PROBLEM DETAILS: Each line holding the string "JSON" is to be copied from the data.

INPUT DATA:
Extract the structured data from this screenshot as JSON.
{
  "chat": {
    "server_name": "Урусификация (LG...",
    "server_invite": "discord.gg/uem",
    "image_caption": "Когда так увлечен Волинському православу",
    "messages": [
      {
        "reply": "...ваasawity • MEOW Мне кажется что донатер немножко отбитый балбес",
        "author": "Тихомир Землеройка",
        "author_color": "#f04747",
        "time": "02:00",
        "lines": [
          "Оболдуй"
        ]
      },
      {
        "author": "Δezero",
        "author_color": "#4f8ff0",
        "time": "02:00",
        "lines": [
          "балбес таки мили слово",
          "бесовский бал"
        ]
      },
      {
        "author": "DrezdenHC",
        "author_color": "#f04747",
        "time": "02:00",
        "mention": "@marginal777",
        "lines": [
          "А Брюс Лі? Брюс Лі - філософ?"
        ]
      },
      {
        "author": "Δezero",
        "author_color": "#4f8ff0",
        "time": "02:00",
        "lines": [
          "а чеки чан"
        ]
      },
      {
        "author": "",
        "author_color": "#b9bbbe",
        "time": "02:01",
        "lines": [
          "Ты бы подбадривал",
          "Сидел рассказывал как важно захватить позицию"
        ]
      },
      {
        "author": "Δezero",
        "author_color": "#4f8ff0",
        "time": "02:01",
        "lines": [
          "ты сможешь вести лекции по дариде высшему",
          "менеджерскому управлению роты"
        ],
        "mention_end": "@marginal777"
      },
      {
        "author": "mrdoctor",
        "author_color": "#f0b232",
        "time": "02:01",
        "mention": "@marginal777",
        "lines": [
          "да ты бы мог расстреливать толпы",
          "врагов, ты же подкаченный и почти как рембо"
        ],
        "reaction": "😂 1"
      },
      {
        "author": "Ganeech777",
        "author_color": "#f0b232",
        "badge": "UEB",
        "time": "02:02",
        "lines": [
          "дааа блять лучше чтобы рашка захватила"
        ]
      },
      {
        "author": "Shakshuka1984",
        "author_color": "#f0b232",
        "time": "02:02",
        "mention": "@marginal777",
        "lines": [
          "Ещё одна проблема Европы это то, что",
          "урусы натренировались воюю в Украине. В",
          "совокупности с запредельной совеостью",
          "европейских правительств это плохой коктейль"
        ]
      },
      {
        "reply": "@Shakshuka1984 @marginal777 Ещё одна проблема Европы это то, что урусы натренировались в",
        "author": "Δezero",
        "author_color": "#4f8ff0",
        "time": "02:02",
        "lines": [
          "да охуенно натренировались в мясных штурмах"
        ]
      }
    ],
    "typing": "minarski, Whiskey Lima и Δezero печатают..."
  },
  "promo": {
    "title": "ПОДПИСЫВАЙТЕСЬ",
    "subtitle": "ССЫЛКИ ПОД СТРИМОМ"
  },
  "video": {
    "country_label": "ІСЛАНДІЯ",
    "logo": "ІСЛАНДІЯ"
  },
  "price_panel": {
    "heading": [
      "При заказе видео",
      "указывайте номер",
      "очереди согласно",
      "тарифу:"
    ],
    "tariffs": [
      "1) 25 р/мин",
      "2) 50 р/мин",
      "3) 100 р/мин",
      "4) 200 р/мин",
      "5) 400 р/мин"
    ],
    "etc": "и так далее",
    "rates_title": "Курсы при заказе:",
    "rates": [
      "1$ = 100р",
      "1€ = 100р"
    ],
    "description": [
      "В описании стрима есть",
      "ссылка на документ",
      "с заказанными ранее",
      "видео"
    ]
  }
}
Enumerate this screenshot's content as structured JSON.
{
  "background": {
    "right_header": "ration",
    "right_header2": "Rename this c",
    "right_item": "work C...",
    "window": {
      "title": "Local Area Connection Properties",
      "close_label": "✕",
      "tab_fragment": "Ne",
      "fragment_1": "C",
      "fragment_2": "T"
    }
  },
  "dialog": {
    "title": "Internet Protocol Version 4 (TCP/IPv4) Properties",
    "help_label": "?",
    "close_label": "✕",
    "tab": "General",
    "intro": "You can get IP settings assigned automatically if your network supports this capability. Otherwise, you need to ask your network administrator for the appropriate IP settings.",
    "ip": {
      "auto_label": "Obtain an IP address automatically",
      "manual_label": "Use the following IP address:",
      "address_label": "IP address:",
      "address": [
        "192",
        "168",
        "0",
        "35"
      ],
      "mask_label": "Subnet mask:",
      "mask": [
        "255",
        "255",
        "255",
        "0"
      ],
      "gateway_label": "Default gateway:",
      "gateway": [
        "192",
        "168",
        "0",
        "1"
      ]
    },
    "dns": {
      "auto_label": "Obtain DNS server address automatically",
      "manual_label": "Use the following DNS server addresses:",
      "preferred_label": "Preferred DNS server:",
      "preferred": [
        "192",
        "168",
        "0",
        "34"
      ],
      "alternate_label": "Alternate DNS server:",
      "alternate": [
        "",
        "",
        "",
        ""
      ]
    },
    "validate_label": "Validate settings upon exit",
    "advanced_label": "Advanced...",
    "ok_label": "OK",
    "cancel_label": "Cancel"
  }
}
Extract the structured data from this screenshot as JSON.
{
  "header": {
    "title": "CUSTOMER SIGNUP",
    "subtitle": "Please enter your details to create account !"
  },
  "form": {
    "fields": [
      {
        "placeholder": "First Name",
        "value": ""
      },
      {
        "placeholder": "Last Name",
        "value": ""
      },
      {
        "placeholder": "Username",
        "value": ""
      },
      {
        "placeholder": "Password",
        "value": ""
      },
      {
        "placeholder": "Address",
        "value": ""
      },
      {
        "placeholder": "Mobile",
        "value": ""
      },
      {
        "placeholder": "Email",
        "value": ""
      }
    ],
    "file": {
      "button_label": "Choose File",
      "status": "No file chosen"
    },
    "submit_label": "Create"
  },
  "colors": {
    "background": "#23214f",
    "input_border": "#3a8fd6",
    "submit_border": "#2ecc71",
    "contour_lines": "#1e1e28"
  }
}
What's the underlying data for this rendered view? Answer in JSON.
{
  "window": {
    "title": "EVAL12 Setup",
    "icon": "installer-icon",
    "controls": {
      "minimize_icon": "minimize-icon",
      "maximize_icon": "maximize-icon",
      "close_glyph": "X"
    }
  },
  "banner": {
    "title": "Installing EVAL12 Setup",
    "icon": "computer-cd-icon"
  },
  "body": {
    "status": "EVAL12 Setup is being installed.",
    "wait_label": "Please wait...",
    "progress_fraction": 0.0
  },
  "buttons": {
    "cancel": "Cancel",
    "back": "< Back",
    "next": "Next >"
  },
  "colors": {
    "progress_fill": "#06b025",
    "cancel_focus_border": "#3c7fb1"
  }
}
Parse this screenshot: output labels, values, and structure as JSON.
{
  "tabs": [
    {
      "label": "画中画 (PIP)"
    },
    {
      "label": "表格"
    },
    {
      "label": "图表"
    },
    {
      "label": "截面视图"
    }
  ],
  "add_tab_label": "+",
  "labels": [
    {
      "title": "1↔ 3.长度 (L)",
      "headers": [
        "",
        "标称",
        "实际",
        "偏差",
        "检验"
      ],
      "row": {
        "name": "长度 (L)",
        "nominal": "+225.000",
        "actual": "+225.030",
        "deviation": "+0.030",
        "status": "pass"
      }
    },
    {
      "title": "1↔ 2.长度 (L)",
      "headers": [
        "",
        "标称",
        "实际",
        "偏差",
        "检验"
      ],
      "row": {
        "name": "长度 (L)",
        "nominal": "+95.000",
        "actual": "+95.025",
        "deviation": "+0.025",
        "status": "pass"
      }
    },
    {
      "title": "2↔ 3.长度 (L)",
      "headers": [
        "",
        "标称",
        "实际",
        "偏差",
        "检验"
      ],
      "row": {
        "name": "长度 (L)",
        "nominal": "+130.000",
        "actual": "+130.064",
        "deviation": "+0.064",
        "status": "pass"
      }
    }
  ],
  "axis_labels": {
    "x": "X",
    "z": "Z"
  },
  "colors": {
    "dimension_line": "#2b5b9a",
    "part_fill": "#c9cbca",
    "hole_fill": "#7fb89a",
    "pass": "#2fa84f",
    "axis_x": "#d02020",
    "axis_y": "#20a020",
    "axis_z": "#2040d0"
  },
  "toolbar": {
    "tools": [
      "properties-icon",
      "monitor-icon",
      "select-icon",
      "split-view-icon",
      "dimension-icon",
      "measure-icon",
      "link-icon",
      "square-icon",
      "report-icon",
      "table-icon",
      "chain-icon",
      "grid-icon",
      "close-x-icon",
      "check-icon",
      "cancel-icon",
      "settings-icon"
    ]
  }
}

SOLUTION TO THIS PROBLEM:
Extract the structured data from this screenshot as JSON.
Enumerate this screenshot's content as structured JSON.
Extract the structured data from this screenshot as JSON.
What's the underlying data for this rendered view? Answer in JSON.
Parse this screenshot: output labels, values, and structure as JSON.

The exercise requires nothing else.